  Password = [dbo].[Person].nrdsmember_id
WHERE
  (LEN(password) < 1 AND LEN(loginid) < 1)
  OR
  (password IS NULL AND loginid IS NULL)

 


We can now clearly see three separate SQL statements. Now on to the second method of code improvement - use the best command for the task. Examine the following:



UPDATE
  [dbo].[Person]
SET
  Nrdsmember_id =
    CASE
      WHEN nrdsmember_id = 0
      THEN NUll
      ELSE nrdsmember_id
      END
WHERE
  nrdsmember_id = 0



If you study what it does, it is supposed to prevent a certain field from being set to zero, which in the business context is not valid, therefore we need the field set to NULL instead.

What improvements can be made here? First of all, there is a built-in function NULLIF which compares two expressions, and returns NULL if equal; otherwise it returns the first expression. So we might use:

Nrdsmember_id = NULLIF(nrdsmember_id, 0)

...which eliminates the CASE function. But look - the WHERE clause is limiting us to only those records where the field = 0 so we're doing double work. We might just use:

UPDATE [dbo].[Person] SET Nrdsmember_id = NULLIF(nrdsmember_id, 0)
...since we're only going to change records where the field = 0...

...or we could use this:

UPDATE [dbo].[Person] SET Nrdsmember_id = NULL
WHERE Nrdsmember_id = 0
...which is about as simple as you can get.

But wait there's more...this is inside a TRIGGER which means that we're going to touch many more records than we need to. Unless we join to the inserted table in this final version:

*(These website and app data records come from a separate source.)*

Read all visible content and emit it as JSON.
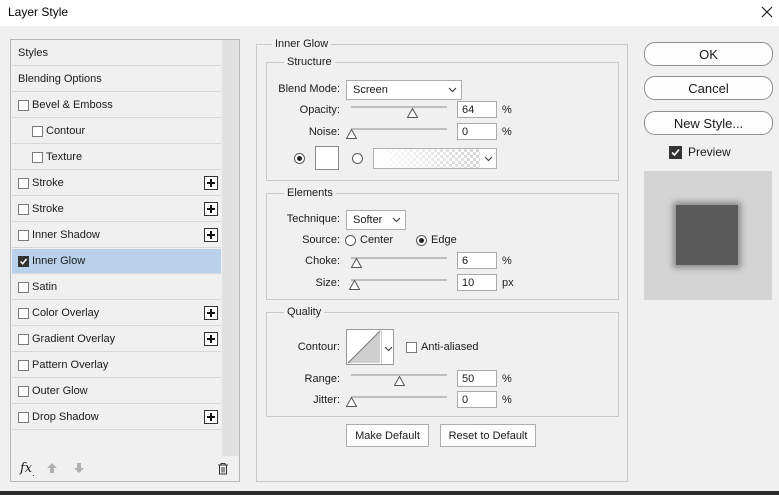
{
  "window": {
    "title": "Layer Style"
  },
  "styles_list": {
    "items": [
      {
        "label": "Styles",
        "checkbox": false,
        "checked": false,
        "plus": false,
        "indent": 0,
        "selected": false
      },
      {
        "label": "Blending Options",
        "checkbox": false,
        "checked": false,
        "plus": false,
        "indent": 0,
        "selected": false
      },
      {
        "label": "Bevel & Emboss",
        "checkbox": true,
        "checked": false,
        "plus": false,
        "indent": 0,
        "selected": false
      },
      {
        "label": "Contour",
        "checkbox": true,
        "checked": false,
        "plus": false,
        "indent": 1,
        "selected": false
      },
      {
        "label": "Texture",
        "checkbox": true,
        "checked": false,
        "plus": false,
        "indent": 1,
        "selected": false
      },
      {
        "label": "Stroke",
        "checkbox": true,
        "checked": false,
        "plus": true,
        "indent": 0,
        "selected": false
      },
      {
        "label": "Stroke",
        "checkbox": true,
        "checked": false,
        "plus": true,
        "indent": 0,
        "selected": false
      },
      {
        "label": "Inner Shadow",
        "checkbox": true,
        "checked": false,
        "plus": true,
        "indent": 0,
        "selected": false
      },
      {
        "label": "Inner Glow",
        "checkbox": true,
        "checked": true,
        "plus": false,
        "indent": 0,
        "selected": true
      },
      {
        "label": "Satin",
        "checkbox": true,
        "checked": false,
        "plus": false,
        "indent": 0,
        "selected": false
      },
      {
        "label": "Color Overlay",
        "checkbox": true,
        "checked": false,
        "plus": true,
        "indent": 0,
        "selected": false
      },
      {
        "label": "Gradient Overlay",
        "checkbox": true,
        "checked": false,
        "plus": true,
        "indent": 0,
        "selected": false
      },
      {
        "label": "Pattern Overlay",
        "checkbox": true,
        "checked": false,
        "plus": false,
        "indent": 0,
        "selected": false
      },
      {
        "label": "Outer Glow",
        "checkbox": true,
        "checked": false,
        "plus": false,
        "indent": 0,
        "selected": false
      },
      {
        "label": "Drop Shadow",
        "checkbox": true,
        "checked": false,
        "plus": true,
        "indent": 0,
        "selected": false
      }
    ],
    "footer": {
      "fx_label": "fx"
    }
  },
  "inner_glow": {
    "section_title": "Inner Glow",
    "structure": {
      "title": "Structure",
      "blend_mode_label": "Blend Mode:",
      "blend_mode_value": "Screen",
      "opacity_label": "Opacity:",
      "opacity_value": "64",
      "opacity_unit": "%",
      "opacity_level": 0.64,
      "noise_label": "Noise:",
      "noise_value": "0",
      "noise_unit": "%",
      "noise_level": 0,
      "color_swatch": "#ffffff"
    },
    "elements": {
      "title": "Elements",
      "technique_label": "Technique:",
      "technique_value": "Softer",
      "source_label": "Source:",
      "source_center": "Center",
      "source_edge": "Edge",
      "choke_label": "Choke:",
      "choke_value": "6",
      "choke_unit": "%",
      "choke_level": 0.06,
      "size_label": "Size:",
      "size_value": "10",
      "size_unit": "px",
      "size_level": 0.04
    },
    "quality": {
      "title": "Quality",
      "contour_label": "Contour:",
      "anti_aliased_label": "Anti-aliased",
      "range_label": "Range:",
      "range_value": "50",
      "range_unit": "%",
      "range_level": 0.5,
      "jitter_label": "Jitter:",
      "jitter_value": "0",
      "jitter_unit": "%",
      "jitter_level": 0
    },
    "buttons": {
      "make_default": "Make Default",
      "reset_default": "Reset to Default"
    }
  },
  "actions": {
    "ok": "OK",
    "cancel": "Cancel",
    "new_style": "New Style...",
    "preview_label": "Preview",
    "preview_checked": true
  },
  "colors": {
    "selection": "#b9d1ea",
    "window_bg": "#f0f0f0",
    "preview_bg": "#d4d4d4",
    "preview_square": "#5a5a5a"
  }
}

UPDATE
  p
SET
  p.Nrdsmember_id = NULL
FROM
  Person p
  INNER JOIN inserted i
    ON i.PersonID = p.PersonID
WHERE
  p.Nrdsmember_id = 0